End of the road for DavyMarkham as Sheffield engineer is wound down
Historic Sheffield engineering firm DavyMarkham has been closed down for good after administrators were unable to find a buyer.
Officials are selling the Darnall firm’s assets and hope to make more than £700,000 from machinery, according to a report.
The company was famous for its giant workshop and huge array of machine tools.
Administrators FRP Advisory had the firm’s plant and machinery valued, and anticipate the sale will ‘settle the Close Brothers’ debt,’ believed to be £768,309.
FRP filed a report at Companies’ House which reveals DavyMarkham had two large contracts and 13 small ones when it hit cash flow problems.
But there were insufficient funds to complete the contracts, taking into account ‘potential supplier ransom positions and retention of employees’. FRP put DavyMarkham on sale for nine days on February 20 but no offers were received.
The report adds: ‘As payroll was overdue and the company did not have the funds, the majority of employees (109) were made redundant on February 27.’
Some 28 were retained to complete a contract. But they have now gone.
Administrator Yasmin Bhikha said: “We are now winding down the remainder of the organisation, while securing buyers for certain assets in order to maximise value for creditors.”

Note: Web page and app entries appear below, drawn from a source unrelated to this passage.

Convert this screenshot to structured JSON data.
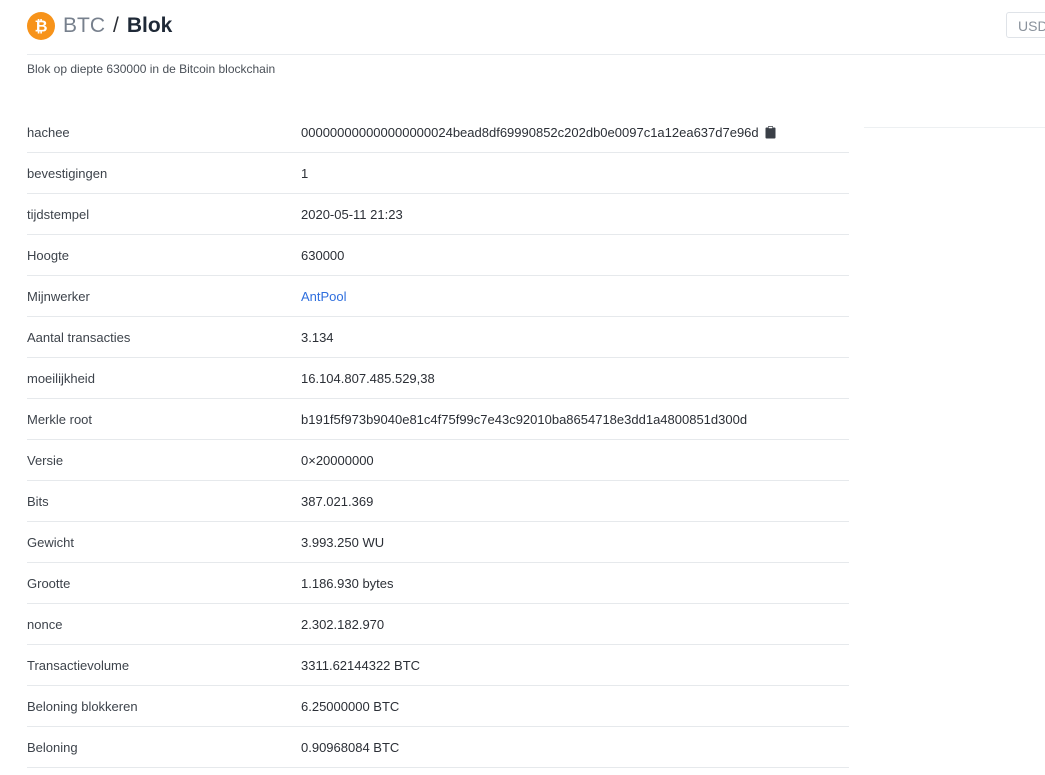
{
  "header": {
    "breadcrumb_root": "BTC",
    "breadcrumb_separator": "/",
    "breadcrumb_current": "Blok",
    "currency": "USD"
  },
  "subtitle": "Blok op diepte 630000 in de Bitcoin blockchain",
  "colors": {
    "brand": "#f7931a",
    "link": "#2f6fde"
  },
  "icons": {
    "logo": "bitcoin-logo-icon",
    "copy": "clipboard-icon"
  },
  "details": {
    "hash": {
      "label": "hachee",
      "value": "000000000000000000024bead8df69990852c202db0e0097c1a12ea637d7e96d"
    },
    "confirmations": {
      "label": "bevestigingen",
      "value": "1"
    },
    "timestamp": {
      "label": "tijdstempel",
      "value": "2020-05-11 21:23"
    },
    "height": {
      "label": "Hoogte",
      "value": "630000"
    },
    "miner": {
      "label": "Mijnwerker",
      "value": "AntPool"
    },
    "tx_count": {
      "label": "Aantal transacties",
      "value": "3.134"
    },
    "difficulty": {
      "label": "moeilijkheid",
      "value": "16.104.807.485.529,38"
    },
    "merkle_root": {
      "label": "Merkle root",
      "value": "b191f5f973b9040e81c4f75f99c7e43c92010ba8654718e3dd1a4800851d300d"
    },
    "version": {
      "label": "Versie",
      "value": "0×20000000"
    },
    "bits": {
      "label": "Bits",
      "value": "387.021.369"
    },
    "weight": {
      "label": "Gewicht",
      "value": "3.993.250 WU"
    },
    "size": {
      "label": "Grootte",
      "value": "1.186.930 bytes"
    },
    "nonce": {
      "label": "nonce",
      "value": "2.302.182.970"
    },
    "tx_volume": {
      "label": "Transactievolume",
      "value": "3311.62144322 BTC"
    },
    "block_reward": {
      "label": "Beloning blokkeren",
      "value": "6.25000000 BTC"
    },
    "fee_reward": {
      "label": "Beloning",
      "value": "0.90968084 BTC"
    }
  }
}
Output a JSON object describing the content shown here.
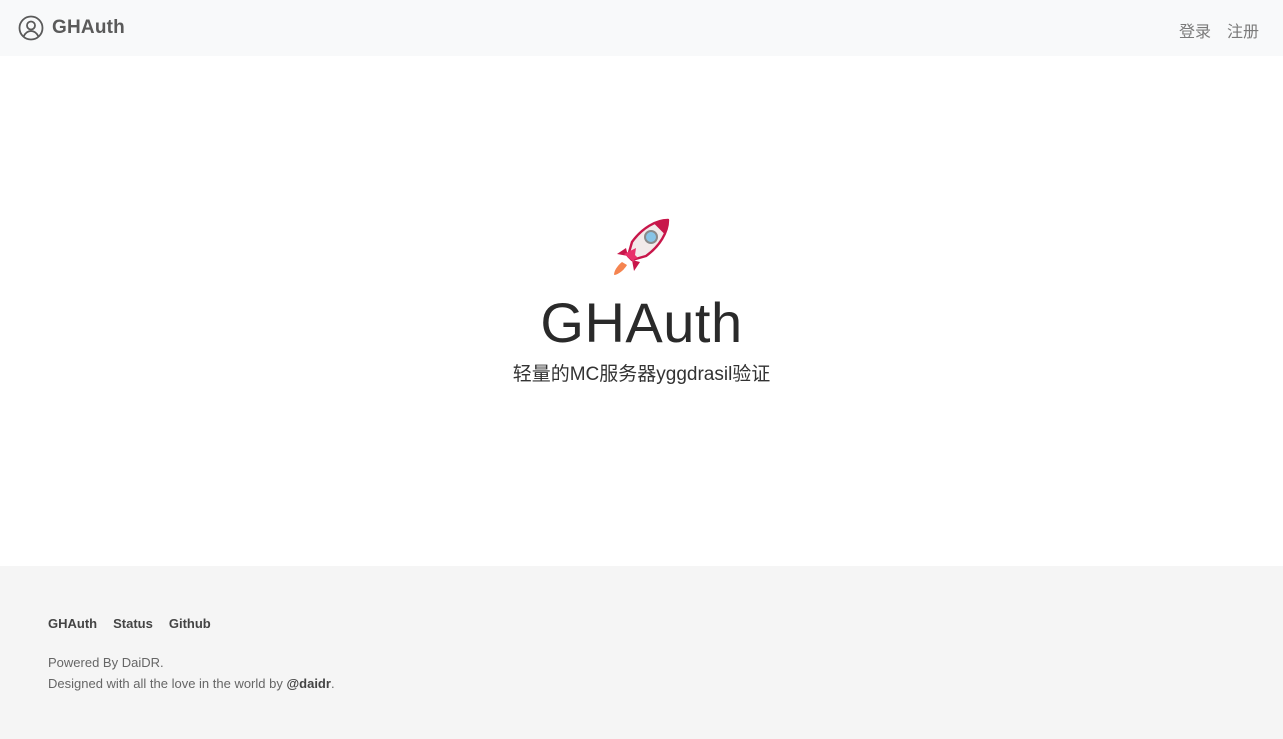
{
  "navbar": {
    "brand": "GHAuth",
    "brand_icon": "user-circle-icon",
    "links": [
      "登录",
      "注册"
    ]
  },
  "hero": {
    "icon": "rocket-icon",
    "title": "GHAuth",
    "subtitle": "轻量的MC服务器yggdrasil验证"
  },
  "footer": {
    "links": [
      "GHAuth",
      "Status",
      "Github"
    ],
    "powered": "Powered By DaiDR.",
    "designed_prefix": "Designed with all the love in the world by ",
    "author": "@daidr",
    "designed_suffix": "."
  },
  "colors": {
    "navbar_bg": "#f8f9fa",
    "footer_bg": "#f5f5f5",
    "rocket_red": "#c8164a",
    "rocket_window": "#88c4e6",
    "flame": "#f58450"
  }
}
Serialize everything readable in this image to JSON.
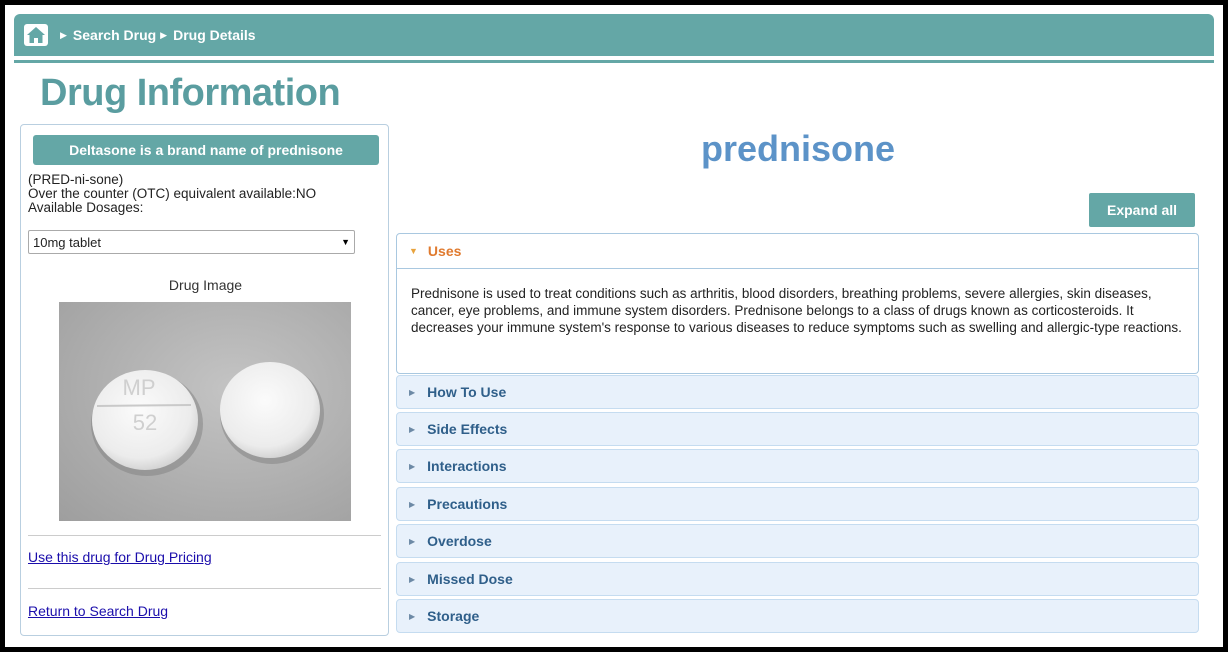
{
  "breadcrumb": {
    "items": [
      "Search Drug",
      "Drug Details"
    ]
  },
  "page_title": "Drug Information",
  "left_panel": {
    "brand_banner": "Deltasone is a brand name of prednisone",
    "pronunciation": "(PRED-ni-sone)",
    "otc_line": "Over the counter (OTC) equivalent available:NO",
    "dosages_label": "Available Dosages:",
    "dosage_selected": "10mg tablet",
    "image_caption": "Drug Image",
    "pill_imprint_line1": "MP",
    "pill_imprint_line2": "52",
    "link_pricing": "Use this drug for Drug Pricing",
    "link_return": "Return to Search Drug"
  },
  "drug_name": "prednisone",
  "expand_all_label": "Expand all",
  "accordion": {
    "open_section": {
      "title": "Uses",
      "body": "Prednisone is used to treat conditions such as arthritis, blood disorders, breathing problems, severe allergies, skin diseases, cancer, eye problems, and immune system disorders. Prednisone belongs to a class of drugs known as corticosteroids. It decreases your immune system's response to various diseases to reduce symptoms such as swelling and allergic-type reactions."
    },
    "sections": [
      "How To Use",
      "Side Effects",
      "Interactions",
      "Precautions",
      "Overdose",
      "Missed Dose",
      "Storage"
    ]
  },
  "colors": {
    "teal": "#64a7a6",
    "title_teal": "#5a9da0",
    "drug_name_blue": "#5c93c8",
    "open_section_orange": "#e07a2e"
  }
}
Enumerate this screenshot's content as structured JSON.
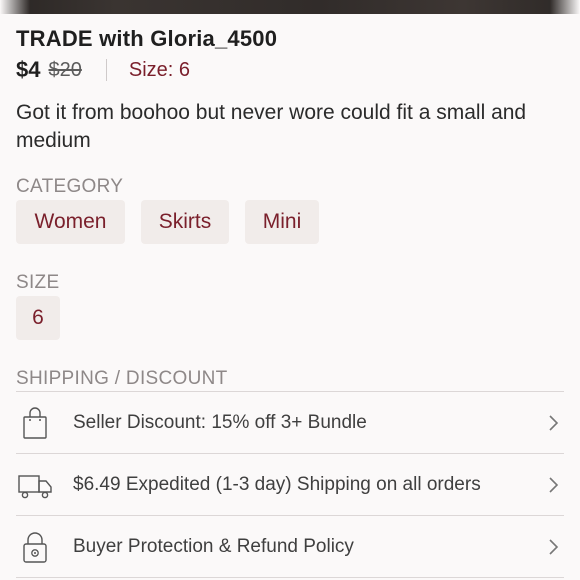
{
  "listing": {
    "title": "TRADE with Gloria_4500",
    "price": "$4",
    "original_price": "$20",
    "size_inline": "Size: 6",
    "description": "Got it from boohoo but never wore could fit a small and medium"
  },
  "category": {
    "label": "CATEGORY",
    "chips": [
      "Women",
      "Skirts",
      "Mini"
    ]
  },
  "size": {
    "label": "SIZE",
    "value": "6"
  },
  "shipping": {
    "label": "SHIPPING / DISCOUNT",
    "rows": [
      {
        "text": "Seller Discount: 15% off 3+ Bundle",
        "icon": "shopping-bag-icon"
      },
      {
        "text": "$6.49 Expedited (1-3 day) Shipping on all orders",
        "icon": "delivery-truck-icon"
      },
      {
        "text": "Buyer Protection & Refund Policy",
        "icon": "padlock-icon"
      }
    ]
  },
  "colors": {
    "accent": "#7a1f2b",
    "chip_bg": "#f1ecea",
    "label_gray": "#8e8888"
  }
}
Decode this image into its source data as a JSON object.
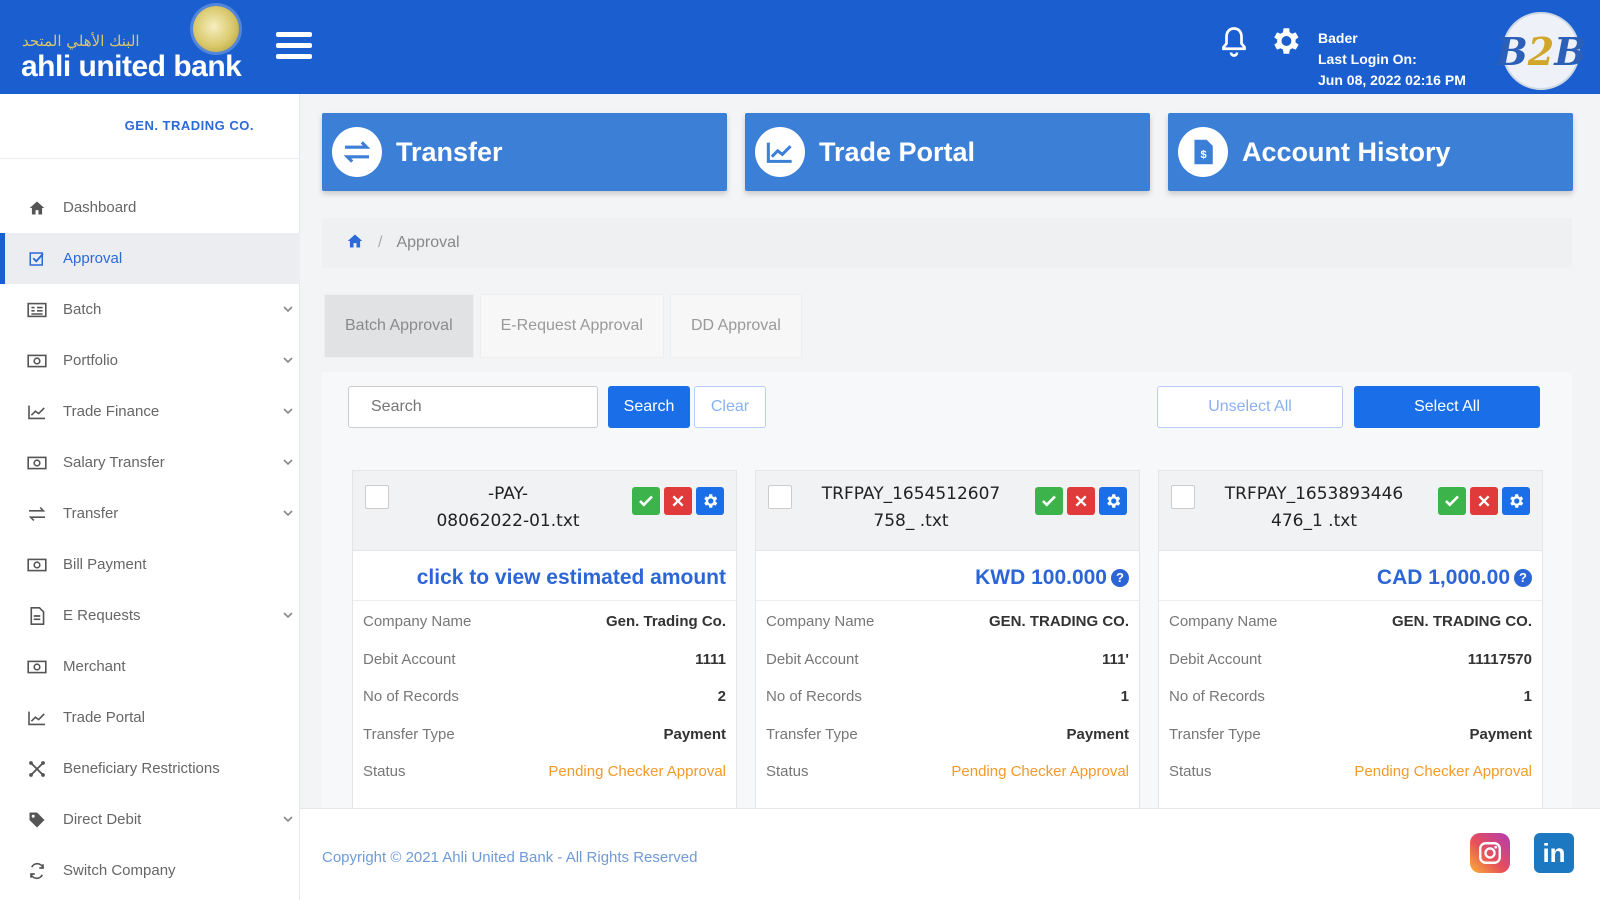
{
  "brand": {
    "arabic_name": "البنك الأهلي المتحد",
    "name": "ahli united bank"
  },
  "header": {
    "user_name": "Bader",
    "last_login_label": "Last Login On:",
    "last_login_time": "Jun 08, 2022 02:16 PM",
    "b2b_logo": {
      "b": "B",
      "two": "2",
      "b2": "B"
    },
    "icons": [
      "bell-icon",
      "gear-icon",
      "hamburger-menu-icon"
    ]
  },
  "sidebar": {
    "company": "GEN. TRADING CO.",
    "items": [
      {
        "label": "Dashboard",
        "icon": "home-icon",
        "active": false,
        "expandable": false
      },
      {
        "label": "Approval",
        "icon": "checkbox-icon",
        "active": true,
        "expandable": false
      },
      {
        "label": "Batch",
        "icon": "batch-icon",
        "active": false,
        "expandable": true
      },
      {
        "label": "Portfolio",
        "icon": "portfolio-icon",
        "active": false,
        "expandable": true
      },
      {
        "label": "Trade Finance",
        "icon": "chart-line-icon",
        "active": false,
        "expandable": true
      },
      {
        "label": "Salary Transfer",
        "icon": "money-icon",
        "active": false,
        "expandable": true
      },
      {
        "label": "Transfer",
        "icon": "exchange-icon",
        "active": false,
        "expandable": true
      },
      {
        "label": "Bill Payment",
        "icon": "money-icon",
        "active": false,
        "expandable": false
      },
      {
        "label": "E Requests",
        "icon": "document-icon",
        "active": false,
        "expandable": true
      },
      {
        "label": "Merchant",
        "icon": "money-icon",
        "active": false,
        "expandable": false
      },
      {
        "label": "Trade Portal",
        "icon": "chart-line-icon",
        "active": false,
        "expandable": false
      },
      {
        "label": "Beneficiary Restrictions",
        "icon": "restrict-icon",
        "active": false,
        "expandable": false
      },
      {
        "label": "Direct Debit",
        "icon": "tag-icon",
        "active": false,
        "expandable": true
      },
      {
        "label": "Switch Company",
        "icon": "refresh-icon",
        "active": false,
        "expandable": false
      }
    ]
  },
  "tiles": [
    {
      "label": "Transfer",
      "icon": "exchange-icon"
    },
    {
      "label": "Trade Portal",
      "icon": "chart-line-icon"
    },
    {
      "label": "Account History",
      "icon": "document-icon"
    }
  ],
  "breadcrumb": {
    "current": "Approval"
  },
  "tabs": [
    {
      "label": "Batch Approval",
      "active": true
    },
    {
      "label": "E-Request Approval",
      "active": false
    },
    {
      "label": "DD Approval",
      "active": false
    }
  ],
  "toolbar": {
    "search_placeholder": "Search",
    "search_label": "Search",
    "clear_label": "Clear",
    "unselect_all_label": "Unselect All",
    "select_all_label": "Select All"
  },
  "labels": {
    "company_name": "Company Name",
    "debit_account": "Debit Account",
    "no_of_records": "No of Records",
    "transfer_type": "Transfer Type",
    "status": "Status"
  },
  "cards": [
    {
      "file_line1": "-PAY-",
      "file_line2": "08062022-01.txt",
      "amount": "click to view estimated amount",
      "amount_help": false,
      "company_name": "Gen. Trading Co.",
      "debit_account": "1111",
      "no_of_records": "2",
      "transfer_type": "Payment",
      "status": "Pending Checker Approval"
    },
    {
      "file_line1": "TRFPAY_1654512607",
      "file_line2": "758_              .txt",
      "amount": "KWD 100.000",
      "amount_help": true,
      "company_name": "GEN. TRADING CO.",
      "debit_account": "111'",
      "no_of_records": "1",
      "transfer_type": "Payment",
      "status": "Pending Checker Approval"
    },
    {
      "file_line1": "TRFPAY_1653893446",
      "file_line2": "476_1              .txt",
      "amount": "CAD 1,000.00",
      "amount_help": true,
      "company_name": "GEN. TRADING CO.",
      "debit_account": "11117570",
      "no_of_records": "1",
      "transfer_type": "Payment",
      "status": "Pending Checker Approval"
    }
  ],
  "footer": {
    "copyright": "Copyright © 2021 Ahli United Bank - All Rights Reserved",
    "social": [
      "instagram-icon",
      "linkedin-icon"
    ]
  },
  "colors": {
    "primary": "#1a5ecf",
    "tile": "#3b7fd6",
    "button": "#1a6fe8",
    "status_pending": "#f39a2a",
    "approve": "#3cb44b",
    "reject": "#e03a3a"
  }
}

The heavy engineering specialists can trace its name back to 1830.
Statements show turnover fell from £11m in 2015 to £4.6m in 2017 and it had made a net loss for the last four years.
The report states: ‘Whilst revenue levels were high, the company experienced cash flow difficulties due to income being irregular as payments on larger projects were received upon achieveing milestones and not on set payment days’.
A £280,000 payment due in February was disputed ‘in full’ adding to the firm’s woes. And a utility provider owed £300,000 threatened disconnection.
FRP states it received £137,924 from debtors and invoiced for £79,537 for work in progress. Bibby recovered £55,000.
Employees’ pay, pension and holiday pay, totalling £255,487, are set to be paid at 87p in the pound.
FRP estimates its charges will be £588,905.